[PROVIDED RECORDS — start]

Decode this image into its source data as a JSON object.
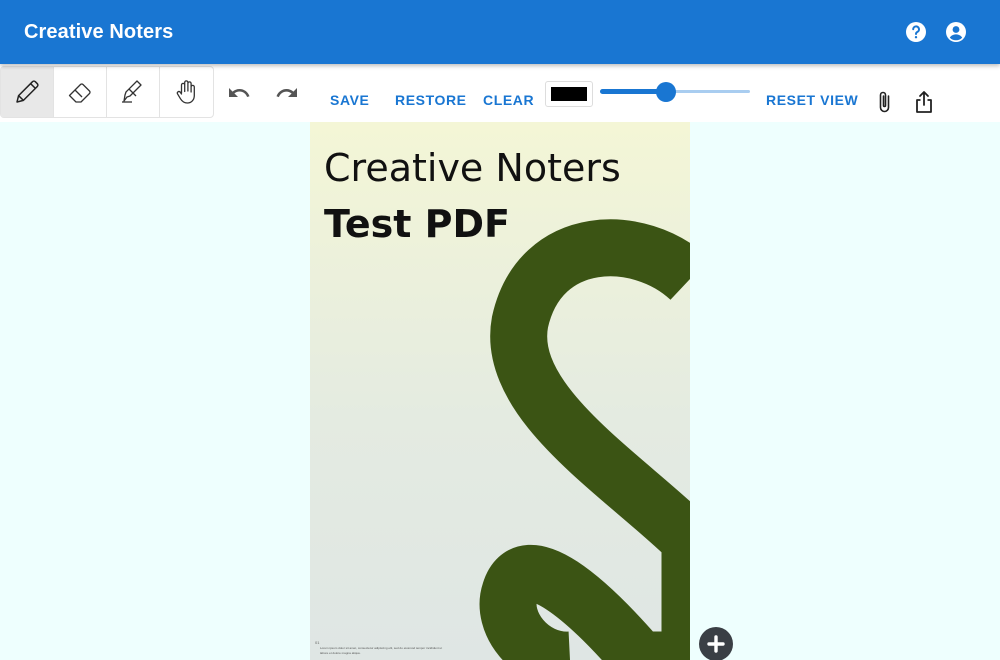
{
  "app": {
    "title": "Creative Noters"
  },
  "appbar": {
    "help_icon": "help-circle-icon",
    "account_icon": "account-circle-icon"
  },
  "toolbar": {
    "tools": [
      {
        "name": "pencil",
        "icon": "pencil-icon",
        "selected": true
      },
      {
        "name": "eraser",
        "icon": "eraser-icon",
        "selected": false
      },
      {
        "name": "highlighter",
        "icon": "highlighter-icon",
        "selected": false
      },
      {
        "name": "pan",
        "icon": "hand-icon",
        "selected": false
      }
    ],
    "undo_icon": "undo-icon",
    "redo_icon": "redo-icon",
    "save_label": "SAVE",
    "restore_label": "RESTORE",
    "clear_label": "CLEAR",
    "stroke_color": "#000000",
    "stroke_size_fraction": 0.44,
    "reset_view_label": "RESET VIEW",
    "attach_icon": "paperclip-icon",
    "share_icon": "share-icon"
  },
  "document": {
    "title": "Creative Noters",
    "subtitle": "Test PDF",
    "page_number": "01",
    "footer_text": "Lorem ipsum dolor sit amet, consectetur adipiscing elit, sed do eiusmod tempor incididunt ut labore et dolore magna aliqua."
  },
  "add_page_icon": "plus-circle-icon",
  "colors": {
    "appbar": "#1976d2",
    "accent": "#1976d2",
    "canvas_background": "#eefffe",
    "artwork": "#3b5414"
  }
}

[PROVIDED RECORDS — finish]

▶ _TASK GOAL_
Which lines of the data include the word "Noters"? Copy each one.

▶ _ANSWER TO THIS PROBLEM_
    "title": "Creative Noters"
    "title": "Creative Noters",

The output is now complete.